» Your assignment: Throughout the entries below, report every line where "Saut" is found.

[Records excerpted from a collection]
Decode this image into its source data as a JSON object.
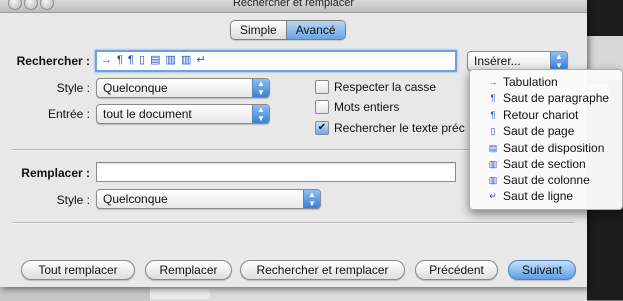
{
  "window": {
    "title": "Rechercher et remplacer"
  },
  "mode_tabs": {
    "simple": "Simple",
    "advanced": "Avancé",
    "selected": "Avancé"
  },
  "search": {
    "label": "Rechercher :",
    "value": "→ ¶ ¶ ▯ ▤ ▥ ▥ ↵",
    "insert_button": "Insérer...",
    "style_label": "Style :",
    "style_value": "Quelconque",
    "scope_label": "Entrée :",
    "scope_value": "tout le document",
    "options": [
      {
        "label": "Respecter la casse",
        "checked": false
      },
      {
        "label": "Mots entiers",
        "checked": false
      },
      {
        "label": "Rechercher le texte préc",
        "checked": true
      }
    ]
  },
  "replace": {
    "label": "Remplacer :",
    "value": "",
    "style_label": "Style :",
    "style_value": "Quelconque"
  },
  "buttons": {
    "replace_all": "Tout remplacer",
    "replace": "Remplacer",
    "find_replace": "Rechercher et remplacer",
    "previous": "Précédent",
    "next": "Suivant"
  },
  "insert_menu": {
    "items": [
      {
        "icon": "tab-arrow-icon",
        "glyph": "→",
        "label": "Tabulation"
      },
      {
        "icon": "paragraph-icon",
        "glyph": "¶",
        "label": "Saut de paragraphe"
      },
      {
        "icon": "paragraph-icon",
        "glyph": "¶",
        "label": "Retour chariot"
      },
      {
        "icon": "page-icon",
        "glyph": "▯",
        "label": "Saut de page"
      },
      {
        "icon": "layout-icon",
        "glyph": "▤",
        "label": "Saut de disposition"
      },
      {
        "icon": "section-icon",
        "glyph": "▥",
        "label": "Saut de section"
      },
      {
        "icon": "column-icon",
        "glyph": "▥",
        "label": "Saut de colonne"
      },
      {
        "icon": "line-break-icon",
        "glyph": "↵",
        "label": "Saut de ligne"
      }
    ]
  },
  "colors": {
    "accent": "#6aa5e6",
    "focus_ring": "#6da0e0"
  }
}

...

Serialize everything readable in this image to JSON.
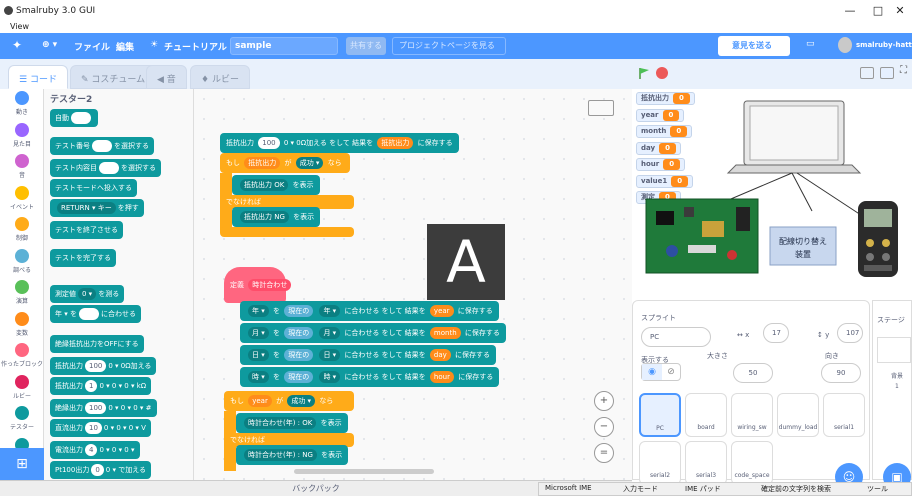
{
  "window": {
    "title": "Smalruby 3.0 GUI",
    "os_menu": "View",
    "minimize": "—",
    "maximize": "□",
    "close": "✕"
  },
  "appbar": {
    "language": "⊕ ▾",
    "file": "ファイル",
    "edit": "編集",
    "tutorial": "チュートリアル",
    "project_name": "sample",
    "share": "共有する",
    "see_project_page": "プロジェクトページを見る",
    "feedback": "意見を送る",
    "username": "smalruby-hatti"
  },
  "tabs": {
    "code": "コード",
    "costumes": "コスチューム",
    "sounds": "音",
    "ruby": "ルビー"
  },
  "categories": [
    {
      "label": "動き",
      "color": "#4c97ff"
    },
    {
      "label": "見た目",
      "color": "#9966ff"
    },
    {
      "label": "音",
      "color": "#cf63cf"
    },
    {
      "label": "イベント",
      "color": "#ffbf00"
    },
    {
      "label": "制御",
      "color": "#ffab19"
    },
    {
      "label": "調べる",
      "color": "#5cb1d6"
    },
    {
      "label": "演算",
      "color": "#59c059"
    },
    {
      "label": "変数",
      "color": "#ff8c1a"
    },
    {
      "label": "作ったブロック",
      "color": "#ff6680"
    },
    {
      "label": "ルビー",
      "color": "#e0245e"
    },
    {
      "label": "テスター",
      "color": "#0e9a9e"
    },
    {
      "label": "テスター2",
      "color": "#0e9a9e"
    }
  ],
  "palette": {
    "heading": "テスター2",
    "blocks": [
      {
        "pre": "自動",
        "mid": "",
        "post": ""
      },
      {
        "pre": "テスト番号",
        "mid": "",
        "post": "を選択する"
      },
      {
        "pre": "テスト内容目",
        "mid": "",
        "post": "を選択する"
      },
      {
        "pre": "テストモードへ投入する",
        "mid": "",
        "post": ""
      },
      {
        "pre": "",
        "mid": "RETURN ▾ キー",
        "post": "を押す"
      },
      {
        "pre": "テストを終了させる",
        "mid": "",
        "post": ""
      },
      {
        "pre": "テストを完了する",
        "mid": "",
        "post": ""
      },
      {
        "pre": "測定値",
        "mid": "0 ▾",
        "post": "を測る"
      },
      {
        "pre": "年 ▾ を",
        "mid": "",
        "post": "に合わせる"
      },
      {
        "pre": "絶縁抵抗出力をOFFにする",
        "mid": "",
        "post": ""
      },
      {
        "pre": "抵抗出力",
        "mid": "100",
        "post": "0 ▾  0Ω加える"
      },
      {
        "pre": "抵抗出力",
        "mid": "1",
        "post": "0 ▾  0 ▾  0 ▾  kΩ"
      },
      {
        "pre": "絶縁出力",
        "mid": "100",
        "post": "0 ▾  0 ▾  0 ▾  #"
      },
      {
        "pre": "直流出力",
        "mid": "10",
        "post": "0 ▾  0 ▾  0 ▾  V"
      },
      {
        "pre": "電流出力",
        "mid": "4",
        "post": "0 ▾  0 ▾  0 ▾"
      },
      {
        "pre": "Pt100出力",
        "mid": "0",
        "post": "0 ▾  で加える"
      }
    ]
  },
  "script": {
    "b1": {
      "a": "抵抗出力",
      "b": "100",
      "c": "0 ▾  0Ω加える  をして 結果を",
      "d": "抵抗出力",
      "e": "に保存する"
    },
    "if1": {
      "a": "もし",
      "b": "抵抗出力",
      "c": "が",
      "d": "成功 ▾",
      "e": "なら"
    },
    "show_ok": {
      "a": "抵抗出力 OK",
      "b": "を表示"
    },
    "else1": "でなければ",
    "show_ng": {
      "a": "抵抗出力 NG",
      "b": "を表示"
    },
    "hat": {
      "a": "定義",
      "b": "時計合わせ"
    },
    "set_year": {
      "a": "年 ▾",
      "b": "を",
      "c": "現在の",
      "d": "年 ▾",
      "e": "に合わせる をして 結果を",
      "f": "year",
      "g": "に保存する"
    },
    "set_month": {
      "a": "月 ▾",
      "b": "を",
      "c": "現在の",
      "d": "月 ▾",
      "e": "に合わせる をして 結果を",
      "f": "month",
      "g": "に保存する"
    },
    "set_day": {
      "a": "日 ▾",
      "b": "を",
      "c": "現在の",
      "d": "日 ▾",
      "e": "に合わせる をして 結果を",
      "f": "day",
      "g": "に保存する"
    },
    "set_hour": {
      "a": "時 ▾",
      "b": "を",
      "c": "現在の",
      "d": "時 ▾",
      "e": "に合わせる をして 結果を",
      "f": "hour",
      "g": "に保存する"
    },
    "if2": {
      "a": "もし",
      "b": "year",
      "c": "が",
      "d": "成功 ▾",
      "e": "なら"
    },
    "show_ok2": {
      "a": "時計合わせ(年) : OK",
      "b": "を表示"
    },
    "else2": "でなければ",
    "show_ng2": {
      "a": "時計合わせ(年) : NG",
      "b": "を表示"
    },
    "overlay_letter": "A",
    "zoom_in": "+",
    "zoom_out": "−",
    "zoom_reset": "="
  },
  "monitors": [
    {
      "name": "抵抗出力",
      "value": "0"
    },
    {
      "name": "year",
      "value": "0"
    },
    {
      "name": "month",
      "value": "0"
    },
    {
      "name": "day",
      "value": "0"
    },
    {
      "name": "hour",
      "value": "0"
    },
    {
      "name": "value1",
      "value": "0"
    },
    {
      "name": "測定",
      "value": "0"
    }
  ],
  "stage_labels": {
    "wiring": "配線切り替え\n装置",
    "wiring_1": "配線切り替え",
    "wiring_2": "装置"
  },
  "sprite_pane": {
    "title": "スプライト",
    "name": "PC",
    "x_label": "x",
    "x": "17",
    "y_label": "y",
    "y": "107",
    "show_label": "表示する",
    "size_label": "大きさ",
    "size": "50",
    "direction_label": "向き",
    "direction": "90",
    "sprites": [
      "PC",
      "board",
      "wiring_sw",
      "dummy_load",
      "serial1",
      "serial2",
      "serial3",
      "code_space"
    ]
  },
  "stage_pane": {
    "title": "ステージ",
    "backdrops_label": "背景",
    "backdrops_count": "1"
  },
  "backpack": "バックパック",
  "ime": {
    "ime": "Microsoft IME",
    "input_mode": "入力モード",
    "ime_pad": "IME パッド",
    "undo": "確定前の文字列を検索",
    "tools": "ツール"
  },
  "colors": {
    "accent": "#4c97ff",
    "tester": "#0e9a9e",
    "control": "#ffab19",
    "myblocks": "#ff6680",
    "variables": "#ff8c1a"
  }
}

» Finished task:
        "label": "Saut de paragraphe"
        "label": "Saut de page"
        "label": "Saut de disposition"
        "label": "Saut de section"
        "label": "Saut de colonne"
        "label": "Saut de ligne"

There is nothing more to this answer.